**Material for the task:**
*** Begin section ***

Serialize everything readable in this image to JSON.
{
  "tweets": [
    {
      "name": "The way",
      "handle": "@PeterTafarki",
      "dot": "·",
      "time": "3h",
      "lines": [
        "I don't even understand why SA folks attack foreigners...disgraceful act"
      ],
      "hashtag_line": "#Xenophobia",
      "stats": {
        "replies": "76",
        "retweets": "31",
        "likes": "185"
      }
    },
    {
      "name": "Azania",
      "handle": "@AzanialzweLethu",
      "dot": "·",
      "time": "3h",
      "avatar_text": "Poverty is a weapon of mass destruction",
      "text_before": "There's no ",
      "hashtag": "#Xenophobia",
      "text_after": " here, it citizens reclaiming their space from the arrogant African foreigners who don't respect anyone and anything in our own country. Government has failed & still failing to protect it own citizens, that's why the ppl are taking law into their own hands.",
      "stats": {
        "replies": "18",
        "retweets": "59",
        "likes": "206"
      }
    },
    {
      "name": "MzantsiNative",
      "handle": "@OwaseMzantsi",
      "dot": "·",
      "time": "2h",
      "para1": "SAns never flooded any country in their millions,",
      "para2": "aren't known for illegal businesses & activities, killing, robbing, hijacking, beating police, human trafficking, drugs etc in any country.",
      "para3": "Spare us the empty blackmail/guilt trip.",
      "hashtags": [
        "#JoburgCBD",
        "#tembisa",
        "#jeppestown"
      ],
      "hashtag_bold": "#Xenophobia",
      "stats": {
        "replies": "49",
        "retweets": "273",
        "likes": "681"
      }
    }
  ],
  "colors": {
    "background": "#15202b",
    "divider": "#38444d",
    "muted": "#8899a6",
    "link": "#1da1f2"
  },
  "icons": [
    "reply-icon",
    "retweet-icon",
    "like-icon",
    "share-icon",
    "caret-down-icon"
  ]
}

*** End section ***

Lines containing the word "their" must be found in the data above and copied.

**Task answer:**
      "text_after": " here, it citizens reclaiming their space from the arrogant African foreigners who don't respect anyone and anything in our own country. Government has failed & still failing to protect it own citizens, that's why the ppl are taking law into their own hands.",
      "para1": "SAns never flooded any country in their millions,",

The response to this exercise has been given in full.